Japan customers enjoy being slimed

Remember back in the 1980s, when we used to be afraid of Japan? Back then, the land of the rising sun was an unstoppable economic force, filled with powerhouse corporations who would casually drop billions buying up all of our iconic American landmarks, such as Pebble Beach Golf Course, the Empire State Building, Pamela Anderson’s breasts, etc.

Those of us who were teens in the ‘80s were constantly warned of the emerging Japanese dominance. Speculation was that by the time we were adults, Japanese culture would take over the United States, their people would overrun the country, and instead of English, everyone here would end up speaking Japanese. Mexico is having a huge laugh at that one.

I don’t know when, exactly, Japan lost its mojo, but it probably started even before they turned weird and started doing things like paying people to put bugs on their face.

According to the London Telegraph, a Tokyo spa has a popular service called the “snail facial.” It works like this: you lie down for 60 minutes while salon workers place a few snails on your face and forehead “to move around as they please.” The theory goes that the snails will secrete mucus containing antioxidants and other age-defying proteins to help your skin.

The service at this particular salon costs $243. It may sound expensive, but as they say: When it comes to hiring someone to have snails blow their nose on your face, cheaper isn’t always better.

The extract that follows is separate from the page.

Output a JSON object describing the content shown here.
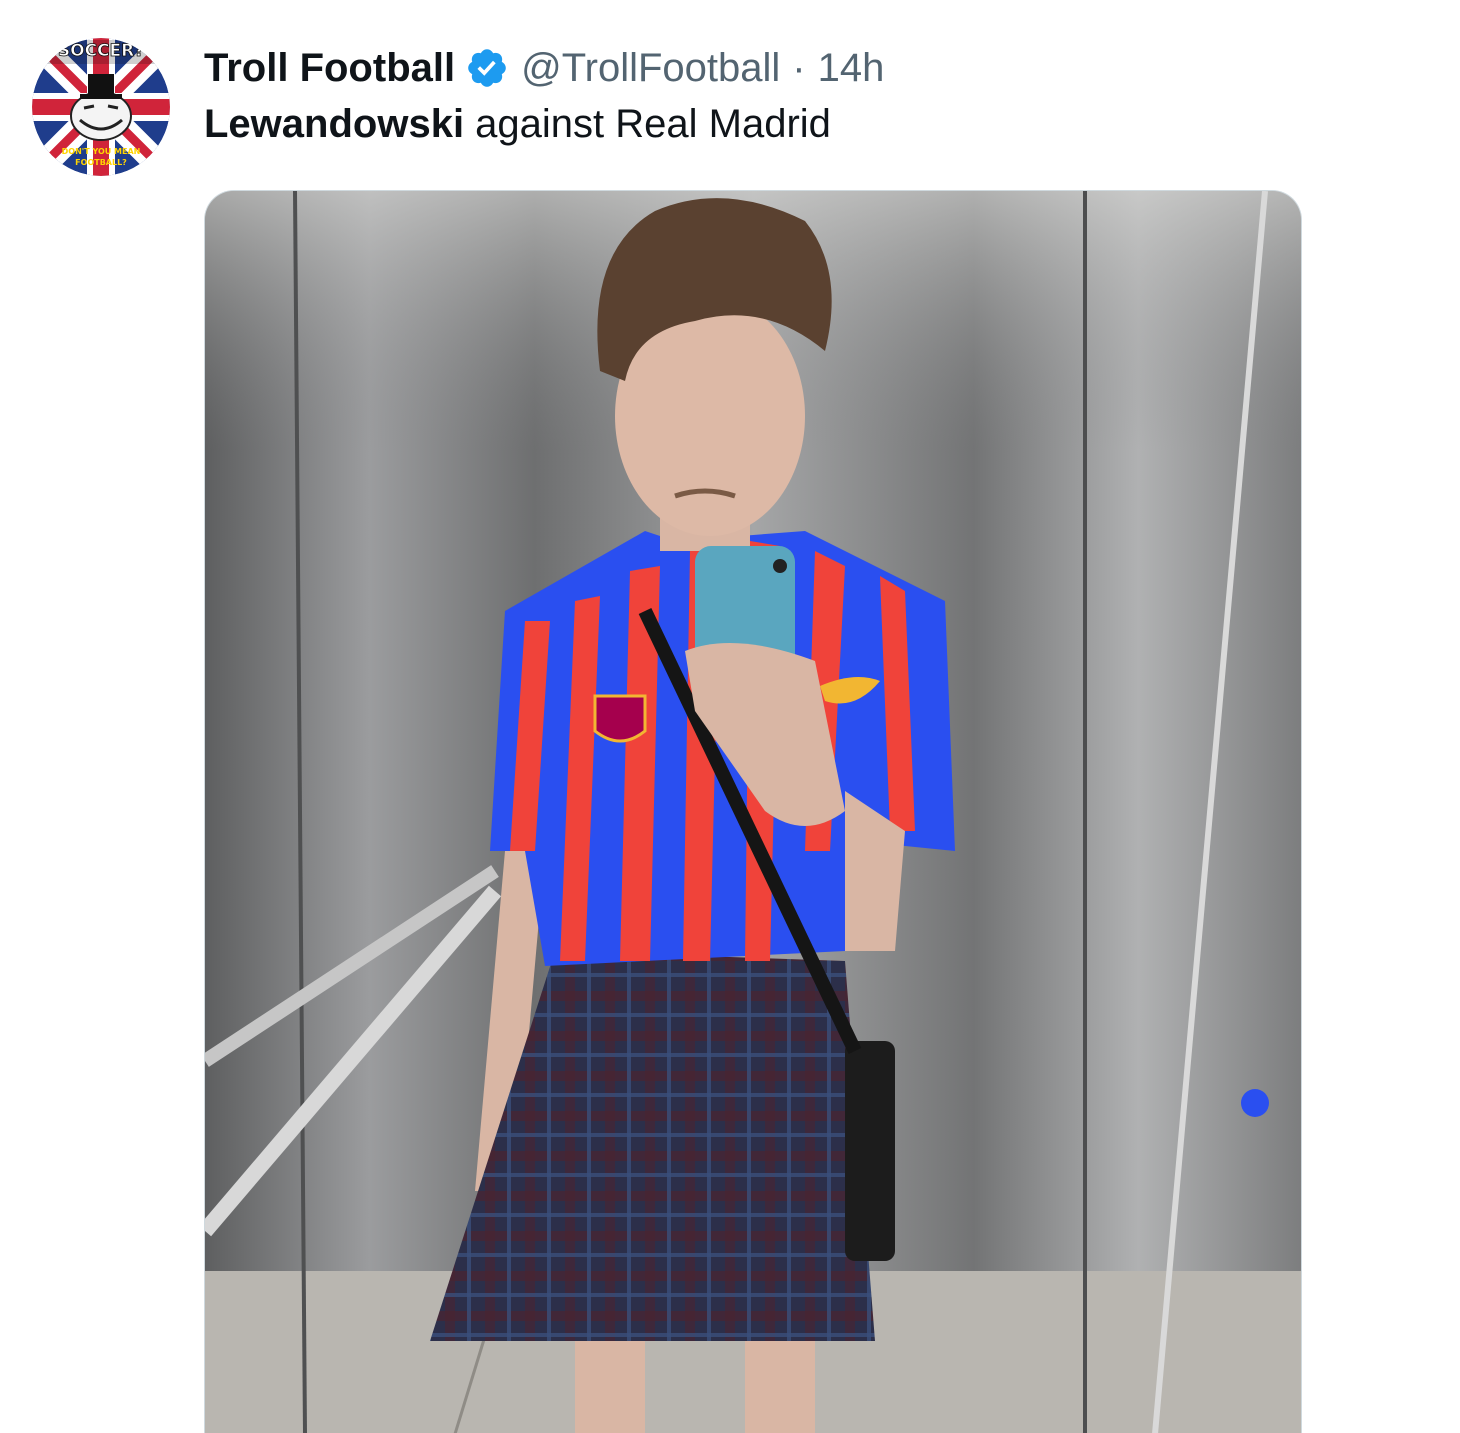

To ensure the snails are clean and healthy, the salon says “they are fed organically.” Of course they are. Because if you’re going to spend $243 to have snails crawl on your face, they better not eat processed food. Otherwise that would be weird.

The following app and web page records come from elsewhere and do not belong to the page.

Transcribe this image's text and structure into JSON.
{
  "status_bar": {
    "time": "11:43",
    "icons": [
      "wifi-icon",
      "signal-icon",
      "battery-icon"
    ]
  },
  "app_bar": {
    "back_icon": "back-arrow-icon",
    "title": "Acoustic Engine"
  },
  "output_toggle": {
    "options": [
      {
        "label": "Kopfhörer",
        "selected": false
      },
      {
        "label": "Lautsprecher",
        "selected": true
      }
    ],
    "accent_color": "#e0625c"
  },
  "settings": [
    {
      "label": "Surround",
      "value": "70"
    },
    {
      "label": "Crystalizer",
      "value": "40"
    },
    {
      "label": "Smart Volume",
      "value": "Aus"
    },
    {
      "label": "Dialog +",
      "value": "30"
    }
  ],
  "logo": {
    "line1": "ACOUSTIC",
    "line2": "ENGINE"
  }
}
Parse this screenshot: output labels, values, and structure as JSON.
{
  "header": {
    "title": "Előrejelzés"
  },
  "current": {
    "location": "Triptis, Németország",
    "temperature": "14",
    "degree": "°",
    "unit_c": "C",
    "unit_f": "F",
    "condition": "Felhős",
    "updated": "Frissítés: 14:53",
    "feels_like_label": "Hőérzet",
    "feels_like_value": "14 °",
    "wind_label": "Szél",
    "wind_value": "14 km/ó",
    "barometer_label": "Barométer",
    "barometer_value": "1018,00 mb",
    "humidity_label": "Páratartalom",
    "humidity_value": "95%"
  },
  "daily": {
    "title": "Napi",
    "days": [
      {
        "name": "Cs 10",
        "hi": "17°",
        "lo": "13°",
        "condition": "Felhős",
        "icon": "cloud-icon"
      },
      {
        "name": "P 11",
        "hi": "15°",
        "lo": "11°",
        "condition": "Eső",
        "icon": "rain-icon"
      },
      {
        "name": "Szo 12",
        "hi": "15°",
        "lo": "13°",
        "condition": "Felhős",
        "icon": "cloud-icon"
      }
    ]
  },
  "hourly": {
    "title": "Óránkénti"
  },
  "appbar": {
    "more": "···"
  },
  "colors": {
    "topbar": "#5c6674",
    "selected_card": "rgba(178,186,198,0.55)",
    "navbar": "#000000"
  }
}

I just want to know how this salon was able to get that first customer.

SALON REP: (to passerby) Excuse me Ma’am? Would you like to come inside and lie down and have slugs secrete stuff on your cheeks for an hour?

CUSTOMER: Sounds disgusting, but hey, I’ve always wanted to be on “Fear Factor.” How much are you going to pay me?

SALON REP: No, no, no. I don’t think you understand. You’re going to pay US….Ma’am? Ma’am? Come back!

The only thing weirder than paying to have snails placed on you is believing that undergoing surgery to manipulate your palm lines will change your future, which is another new trend in Japan.

According to a story on the DailyBeast.com, palm reading is widely accepted in Japan. To improve their fortunes, Japanese are increasingly using cosmetic surgery to change or erase these lines.

People who use Ouija boards love this news. “OK, everyone. You can stop making fun of us now,” they’re saying.

According to a Dr. Matsuoka, who has performed numerous palm surgeries, most of his patients are women wanting “their love/marriage line lengthened” in hopes of obtaining a spouse.

I don’t mean to sound sexist, but if you’re a woman who’s trying to attract a man, the palm is probably the very last part of the body you should have surgically enhanced.

The Japanese have other strange quirks, like their affinity for Pufferfish. You’ve probably heard about it. It’s a rare fish full of toxins served only in a few specialty restaurants. If not prepared carefully the poisons in the fish could cause death. To experience this delicacy, you basically go to a strange place in which there’s a decent chance you’ll die from the cooking. Or as I call it, “dinner at my mother-in-law’s house.”

And yet, despite all of its oddities, Japan may be set for a comeback.

Sure, they may have a slowing economy, an aging population and a complete lack of natural resources, but this is a country full of honest, hard-working, intelligent citizens, and I’m confident they’ll be able to turn this thing around and save face.

Even if it does have snail mucus on it.

Reach Steve at .(JavaScript must be enabled to view this email address).


COMMENTS

Commenting is not available in this channel entry.


TOP JOBS
Search More Jobs





THE DAILY SENTINEL
734 S. Seventh St.
Grand Junction, CO 81501
970-242-5050; M-F 8:00 - 5:00
Editions
Subscribe to print edition
E-edition
Advertisers
Advertiser Tearsheet
Information

© 2015 Grand Junction Media, Inc.
By using this site you agree to the Visitor Agreement and the Privacy Policy